And the difficulties do not end with those which have already been stated. Professor Y. R. Chao points out to me the theme in the Analects (Lin-yü) of Confucius, ch. 12: "The Master said: The improper--don't look! The improper--don't listen! The improper--don't speak! The improper--don't move!" This translation I owe to the kindness of Professor E. H. Schafer. There are here two injunctions to avoid paying attention to impropriety and two to avoid committing it. This pairing of the injunctions seems, however, to have had no significance for the development of the group of the three monkeys. The loss of the fourth Chinese injunction-- "The improper--don't move" might perhaps be interpreted as a Japanese preference for the number three. In the same way the popular European versions of Proverbs 30:15 "There are three things...and a fourth I know not" show a reduction from four to three. It may be significant that the Chinese, Japanese, and European injunctions have the same order--seeing, hearing, speaking--but this may be explained as the logical sequence of perceiving and reacting to a stimulus. At least one Japanese translation of the Analects uses the imperative nakare and thus adheres closely to the Chinese construction. It should be noted that the Japanese "Mi-zaru, kika-zaru, iwa-zaru" is an indicative and not an imperative sequence of verbs. It is conceivable that some Japanese version of the Analects or some one speaking colloquially may have used the impersonal third person indicative construction to reproduce the Confucian passage. We must, therefore, leave unanswered the question whether the Japanese words used to describe the three monkeys have a Chinese origin.

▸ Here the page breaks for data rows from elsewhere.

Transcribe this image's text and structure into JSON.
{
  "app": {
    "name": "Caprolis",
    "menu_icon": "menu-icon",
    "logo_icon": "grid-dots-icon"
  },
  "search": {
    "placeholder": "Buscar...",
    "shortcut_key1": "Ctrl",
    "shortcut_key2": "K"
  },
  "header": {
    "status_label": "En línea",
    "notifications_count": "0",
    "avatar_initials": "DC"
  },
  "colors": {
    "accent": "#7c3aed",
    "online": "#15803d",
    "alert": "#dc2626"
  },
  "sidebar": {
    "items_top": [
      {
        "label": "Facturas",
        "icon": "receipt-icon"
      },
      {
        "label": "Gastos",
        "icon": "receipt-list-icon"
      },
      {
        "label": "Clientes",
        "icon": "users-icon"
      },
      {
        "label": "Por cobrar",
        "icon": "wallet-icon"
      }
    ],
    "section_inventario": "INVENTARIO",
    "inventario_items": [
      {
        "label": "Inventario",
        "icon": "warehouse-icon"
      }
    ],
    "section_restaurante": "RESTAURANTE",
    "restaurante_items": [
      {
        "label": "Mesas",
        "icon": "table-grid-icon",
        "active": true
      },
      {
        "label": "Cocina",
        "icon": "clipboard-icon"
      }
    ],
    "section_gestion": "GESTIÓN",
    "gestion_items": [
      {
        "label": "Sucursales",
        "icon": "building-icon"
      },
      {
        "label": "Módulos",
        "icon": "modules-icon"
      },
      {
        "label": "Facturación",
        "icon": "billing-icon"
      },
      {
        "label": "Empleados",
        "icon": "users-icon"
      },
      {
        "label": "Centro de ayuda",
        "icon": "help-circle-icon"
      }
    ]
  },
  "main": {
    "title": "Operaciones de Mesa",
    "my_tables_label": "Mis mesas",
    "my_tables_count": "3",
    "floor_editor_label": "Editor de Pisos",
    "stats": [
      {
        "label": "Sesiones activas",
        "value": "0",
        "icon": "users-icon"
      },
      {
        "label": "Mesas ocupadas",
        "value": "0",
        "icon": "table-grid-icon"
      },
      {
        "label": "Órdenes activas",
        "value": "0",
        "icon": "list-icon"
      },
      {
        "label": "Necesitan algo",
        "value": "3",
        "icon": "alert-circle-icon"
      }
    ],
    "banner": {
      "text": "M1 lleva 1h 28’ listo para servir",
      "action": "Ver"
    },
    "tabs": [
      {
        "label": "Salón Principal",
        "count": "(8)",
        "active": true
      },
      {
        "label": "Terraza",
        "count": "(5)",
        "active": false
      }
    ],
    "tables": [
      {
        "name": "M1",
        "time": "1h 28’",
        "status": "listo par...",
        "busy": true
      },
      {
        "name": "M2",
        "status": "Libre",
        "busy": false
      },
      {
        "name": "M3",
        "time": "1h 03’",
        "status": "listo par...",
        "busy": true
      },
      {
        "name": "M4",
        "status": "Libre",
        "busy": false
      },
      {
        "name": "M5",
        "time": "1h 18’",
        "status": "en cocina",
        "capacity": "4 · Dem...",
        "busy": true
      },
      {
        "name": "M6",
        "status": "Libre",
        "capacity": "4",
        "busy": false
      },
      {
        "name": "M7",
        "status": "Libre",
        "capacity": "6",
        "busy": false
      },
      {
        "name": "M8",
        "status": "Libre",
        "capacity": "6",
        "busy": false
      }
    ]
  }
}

Should we wish to see their origin in the Confucian Analects, we might say that the association of an abstract saying with animals having a significant relation to it seems also to have developed independently in the Near East or Europe.